My final note on Copenhagen’s balancing act is in terms of health. Personal and environmental. All over the city, there are many efforts to be as green as possible. Whether that be the extensive recycling or the many electricity-generating windmills along the harbors. Danes also bike quite a bit, reducing pollution. But these super-fashionable bunch make up for their reduction in automobile emissions by smoking out the wazoo. Practically everywhere one will people smoking cigarettes. And it’s not just the older generations who grew up seeing the Marlboro Man and Joe Camel, but it is also younger people. I saw my peers, 20-somethings, and even younger people smoking. One could tell by the way that some of the kids popped a cigarette in between their lips and let it droop that smoking was the “cool thing to do.” Smoking, I don't think, is banned public places like how it is back home. For being so green (especially in Christiania) and progressive, Danes really do love their cigarettes.

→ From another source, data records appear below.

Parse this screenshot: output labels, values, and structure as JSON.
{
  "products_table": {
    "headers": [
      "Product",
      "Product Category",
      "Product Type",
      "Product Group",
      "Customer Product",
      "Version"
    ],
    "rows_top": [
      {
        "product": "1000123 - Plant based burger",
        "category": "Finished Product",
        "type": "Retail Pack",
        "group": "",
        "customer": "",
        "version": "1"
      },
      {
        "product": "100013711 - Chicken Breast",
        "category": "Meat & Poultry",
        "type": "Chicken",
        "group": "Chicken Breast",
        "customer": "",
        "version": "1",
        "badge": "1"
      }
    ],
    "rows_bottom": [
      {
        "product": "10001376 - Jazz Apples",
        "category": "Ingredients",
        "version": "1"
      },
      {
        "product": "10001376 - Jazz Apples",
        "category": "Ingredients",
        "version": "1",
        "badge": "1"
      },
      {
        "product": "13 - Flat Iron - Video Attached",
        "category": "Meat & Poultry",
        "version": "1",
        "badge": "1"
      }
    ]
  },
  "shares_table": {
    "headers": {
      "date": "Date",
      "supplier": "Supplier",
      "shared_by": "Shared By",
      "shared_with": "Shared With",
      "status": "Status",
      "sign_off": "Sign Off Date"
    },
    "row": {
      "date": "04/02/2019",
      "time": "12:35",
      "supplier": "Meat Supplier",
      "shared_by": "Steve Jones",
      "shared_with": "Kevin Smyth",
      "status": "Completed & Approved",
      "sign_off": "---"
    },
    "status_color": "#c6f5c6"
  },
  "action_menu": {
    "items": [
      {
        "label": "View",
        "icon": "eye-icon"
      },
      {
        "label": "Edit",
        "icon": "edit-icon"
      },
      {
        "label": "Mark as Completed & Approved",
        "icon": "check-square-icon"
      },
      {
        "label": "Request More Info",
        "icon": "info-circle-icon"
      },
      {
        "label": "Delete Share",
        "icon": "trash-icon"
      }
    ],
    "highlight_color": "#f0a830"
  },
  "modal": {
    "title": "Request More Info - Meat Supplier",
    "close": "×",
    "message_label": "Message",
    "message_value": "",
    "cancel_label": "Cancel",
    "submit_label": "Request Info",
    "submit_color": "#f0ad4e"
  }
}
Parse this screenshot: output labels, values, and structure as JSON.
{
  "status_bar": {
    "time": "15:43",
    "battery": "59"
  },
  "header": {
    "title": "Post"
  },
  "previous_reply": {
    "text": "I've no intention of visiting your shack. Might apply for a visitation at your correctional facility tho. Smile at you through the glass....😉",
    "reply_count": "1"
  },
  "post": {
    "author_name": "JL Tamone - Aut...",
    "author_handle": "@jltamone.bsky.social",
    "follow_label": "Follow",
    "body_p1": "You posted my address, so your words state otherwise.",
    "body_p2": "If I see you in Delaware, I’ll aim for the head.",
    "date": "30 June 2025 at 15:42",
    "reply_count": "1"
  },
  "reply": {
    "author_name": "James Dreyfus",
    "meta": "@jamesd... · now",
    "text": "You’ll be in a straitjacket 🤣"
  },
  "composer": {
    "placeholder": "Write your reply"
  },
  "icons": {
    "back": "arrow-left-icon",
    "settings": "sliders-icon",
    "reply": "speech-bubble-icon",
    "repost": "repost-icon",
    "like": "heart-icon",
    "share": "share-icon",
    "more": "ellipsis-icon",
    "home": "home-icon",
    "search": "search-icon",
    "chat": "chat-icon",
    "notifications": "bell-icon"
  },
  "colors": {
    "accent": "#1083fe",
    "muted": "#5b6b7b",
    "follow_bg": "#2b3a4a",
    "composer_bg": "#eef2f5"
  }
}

Other notes: transportation in Copenhagen is great. A third of the residents commute to work via bicycle, so there are bikes everywhere. The city has done a good job of making sure there are separate automobile, bicycle, and pedestrian lanes throughout much of the city. One can also rent bicycles easily. I used Bycyklen, and it was easy to sign up. I also used their great bus/metro system. It’s the best and most convenient way to get around the entire greater Copenhagen area. I was able to get a 72-hour unlimited-use pass at the airport (you can get it at many of the metro stations) for 200 Danish kroner (~$30 USD).
Overall, I absolutely loved Copenhagen. Like the rest of Scandinavia the prices for things are slightly inflated than one sees in the United States, but the city has so, so much to offer for whatever kind of adventure one is seeking. Copenhagen is a dynamic cosmopolitan, and I’m excited to see how it has grown and evolved the next time I have the opportunity to visit.